238 F2d 221 Manley v. United States
238 F.2d 221
James R. MANLEY, Appellant,
UNITED STATES of America, Appellee.
United States Court of Appeals Sixth Circuit.
Nov. 8, 1956.
Gerald P. Openlander, Toledo, Ohio, for appellant.
Clarence M. Condon, Toledo, Ohio for appellee.
Before MARTIN, MILLER and STEWART, Circuit Judges.
The appellant, former postmaster at Holland, Ohio, was found guilty under the second count of an information charging him with knowingly and wilfully making a false, fictitious and fraudulent statement on a post office form in which he reported officially a burglary of that post office, 'whereas in fact such statement was not a full and complete report.' The section of the United States Code charged in that count to have been violated is section 1001, Title 18.
Appellant was convicted also upon the third count of the information, which charged violation again of section 1001, Title 18, U.S.C.A., in that appellant, being acting postmaster, knowingly and wilfully concealed material facts from the postal officers who investigated the post office safe robbery which occurred on or about April 18, 1955.
Appellant was acquitted by jury verdict of violation of section 1711, Title 18, U.S.C.A., as averred in the fourth count of the information. This count charged that appellant, being acting postmaster, converted to his own use money, in the approximate amount of $2,959.42, coming into his hands in the execution of his office.
Upon the entire record in the case, the acquittal on count four was inconsistent with conviction on counts two and three. This alone would not justify reversal. But, when an obviously inconsistent verdict as to different counts of an indictment or information is returned by the jury, both the trial court and the reviewing court should be extraordinarily careful to scrutinize the record for the ascertainment of any prejudicial error.

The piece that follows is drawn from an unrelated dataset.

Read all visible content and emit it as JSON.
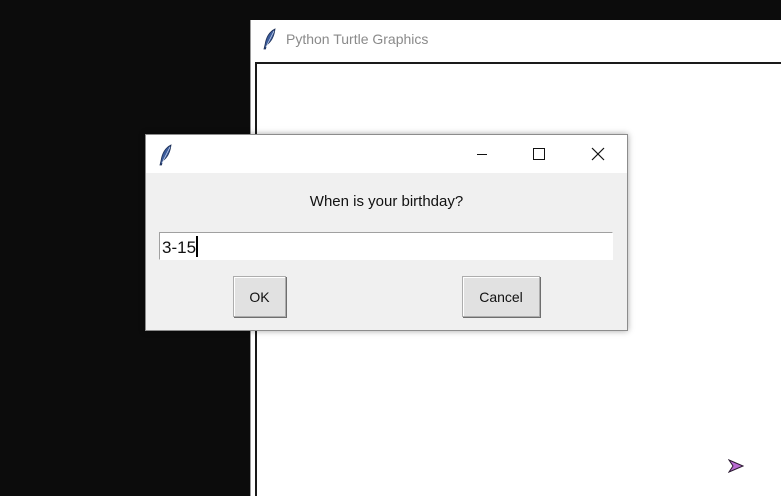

Upon consideration of the record here, we find error which, in the circumstances of the case, would seem to be of a prejudicial character. The United States Attorney was pursuing a legitimate cross-examination of appellant as to his various employments prior to his appointment as postmaster. In doing so, he developed a reluctance on the part of appellant to testify concerning his employment with the Coca Cola Company. Appellant was asked why he happened to leave Coca Cola. He responded that he had been 'fired.' His attorney objected to the question, but was overruled by the court. Appellant stated that he had been 'fired' for two reasons: first, the discontinuance of the use of cartons for Coca Cola when he had been operating a 'cartons route'; and second, as stated by him: 'I was short in my account.' Appellant's attorney moved to strike the answer, but was overruled by the district judge with the statement that the answer would be considered by the jury only as going to the credibility of the witness.
It is well settled that it is not permissible for the government to show that a defendant has been accused of, arrested for, or indicted for a crime. Only a previous conviction for crime is admissible, under appropriate circumstances.
The United States Court of Appeals for the Eighth Circuit has ruled that acts of misconduct not resulting in conviction of a crime are not the proper subject of cross-examination to impeach a witness. Little v. United States, 8 Cir., 93 F.2d 401, 408; Echert v. United States, 8 Cir., 188 F.2d 336, 26 A.L.R.2d 752. Numerous other cases recognizing the same principle could be cited.
The judgment is reversed; and the case is remanded to the district court for re-trial.